In an article in the Daily Telegraph, Alan Judd, an advisor to the Secretary of State for Education, was commenting on recent free school applications by Evangelical Christians.
Mr Judd wrote: “To ban believers from setting up free schools would be to exclude a large number of able, well-meaning and experienced people who can do much to raise levels generally.
“The trouble is, as always, when it’s taken to extremes, whether it’s evangelical Christians, totalitarian Muslims or segregationist Jews.
“Such applications need careful vetting, not because there shouldn’t be far-out religious and ideological beliefs, but because the taxpayer shouldn’t pay to propagate them – and because children should be able to participate in a wider society without having their horizons narrowed by fundamentalism.”
His remarks were rejected by the Evangelical Alliance, which said the comments demonstrated a “woeful lack of religious understanding at the heart of government”.
Steve Clifford, General Director of the Evangelical Alliance, said: “It is wrong and worrying that a senior government advisor brands evangelical Christians as extremist.
“There are approximately 2 million evangelical Christians in the UK, the fastest growing part of the church worldwide. They take their faith seriously, but that does not make them extremist.”
Commenting on the news, the ConservativeHome blog highlighted that evangelical Christians were also often misrepresented by the media and portrayed as horrendous bigots or murdering lunatics.
In 2004 the Home Secretary at the time, David Blunkett, drew criticism when he equated evangelical Christians with Islamic terrorists.
Mr Blunkett was controversially proposing to create a new criminal offence of inciting religious hatred.
He argued society needed protection from “…those who would take our lives because they reject our faith, and it applies equally from far right evangelical Christians, to extremists in the Islamic faith.”
Meanwhile, a report by the BBC has acknowledged that the use of the term “religious hogwash” to introduce the Biblical book of Genesis by Newsnight presenter Jeremy Paxman was “offensive”
Mr Paxman also referred to those who hold to a literal belief in the Old Testament as “stupid people”.
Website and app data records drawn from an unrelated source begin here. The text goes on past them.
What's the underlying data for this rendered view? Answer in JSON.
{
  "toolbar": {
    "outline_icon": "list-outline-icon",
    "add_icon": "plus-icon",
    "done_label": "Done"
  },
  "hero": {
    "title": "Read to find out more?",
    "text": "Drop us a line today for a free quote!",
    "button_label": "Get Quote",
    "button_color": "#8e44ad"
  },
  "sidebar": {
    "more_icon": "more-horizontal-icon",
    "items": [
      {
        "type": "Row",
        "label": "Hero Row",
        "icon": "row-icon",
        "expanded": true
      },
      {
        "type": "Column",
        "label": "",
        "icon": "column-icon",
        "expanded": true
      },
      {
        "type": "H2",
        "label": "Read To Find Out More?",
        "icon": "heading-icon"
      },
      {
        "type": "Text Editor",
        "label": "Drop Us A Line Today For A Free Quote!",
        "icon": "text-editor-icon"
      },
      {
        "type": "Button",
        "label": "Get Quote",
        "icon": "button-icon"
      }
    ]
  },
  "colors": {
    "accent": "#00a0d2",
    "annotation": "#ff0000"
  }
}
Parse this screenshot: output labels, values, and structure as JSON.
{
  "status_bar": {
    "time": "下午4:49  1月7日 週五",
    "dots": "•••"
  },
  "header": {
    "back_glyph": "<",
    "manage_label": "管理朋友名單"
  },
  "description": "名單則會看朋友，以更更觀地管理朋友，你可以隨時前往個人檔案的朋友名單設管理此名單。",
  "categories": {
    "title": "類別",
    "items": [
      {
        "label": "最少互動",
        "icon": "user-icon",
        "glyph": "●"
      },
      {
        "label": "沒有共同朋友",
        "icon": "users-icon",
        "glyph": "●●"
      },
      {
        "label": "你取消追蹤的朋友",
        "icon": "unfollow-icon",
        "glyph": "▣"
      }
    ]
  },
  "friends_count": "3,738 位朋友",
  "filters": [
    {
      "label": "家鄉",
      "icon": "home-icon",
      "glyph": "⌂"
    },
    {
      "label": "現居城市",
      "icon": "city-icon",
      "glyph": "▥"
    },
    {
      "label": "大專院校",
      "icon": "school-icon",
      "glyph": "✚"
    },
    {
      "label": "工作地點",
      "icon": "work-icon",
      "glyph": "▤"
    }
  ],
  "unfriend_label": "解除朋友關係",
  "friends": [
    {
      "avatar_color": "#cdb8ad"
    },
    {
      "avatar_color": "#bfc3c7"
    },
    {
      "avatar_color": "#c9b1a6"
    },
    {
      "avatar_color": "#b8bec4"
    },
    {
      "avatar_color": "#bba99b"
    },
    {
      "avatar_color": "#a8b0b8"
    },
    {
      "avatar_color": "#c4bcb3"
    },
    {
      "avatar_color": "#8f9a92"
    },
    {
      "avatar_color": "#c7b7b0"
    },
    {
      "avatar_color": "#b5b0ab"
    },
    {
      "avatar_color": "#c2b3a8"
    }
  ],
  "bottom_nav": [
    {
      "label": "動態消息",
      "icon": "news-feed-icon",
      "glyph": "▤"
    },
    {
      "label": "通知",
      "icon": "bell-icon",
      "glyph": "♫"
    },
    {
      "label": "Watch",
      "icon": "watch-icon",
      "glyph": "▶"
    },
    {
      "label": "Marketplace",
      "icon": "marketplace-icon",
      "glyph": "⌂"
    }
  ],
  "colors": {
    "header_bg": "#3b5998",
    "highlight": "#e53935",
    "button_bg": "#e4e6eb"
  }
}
Mr Paxman made the comments during an interview with atheist Professor Richard Dawkins last September.
The Committee maintains that Mr Paxman’s use of the terms “religious hogwash” and “stupid people” was not intended to deliberately cause offence.
But it acknowledges “that they were offensive to some of the audience and that there was no clear editorial purpose for their use in the context of this Newsnight item”.
The Trust’s report added: “The committee therefore concluded that the item breached the editorial guidelines on harm and offence. It added that it regretted the offence caused to some viewers by the use of the terms ‘religious hogwash’ and ‘stupid people’ on this occasion.”
However, the Trust rejected suggestions that the show had breached guidelines on impartiality.
Mr Paxman’s comments prompted one viewer to complain that the piece was offensive and biased.
The complaint was initially rejected prompting the viewer to write to the Corporation’s Editorial Complaints Unit which again ruled against it.
But following an appeal the complaint was partly upheld by the BBC Trust’s Editorial Standards Committee.
A BBC spokeswoman said: “Newsnight notes the trust’s finding that viewers may have found some of the comments offensive, but also welcomes the finding that the piece achieved due impartiality.”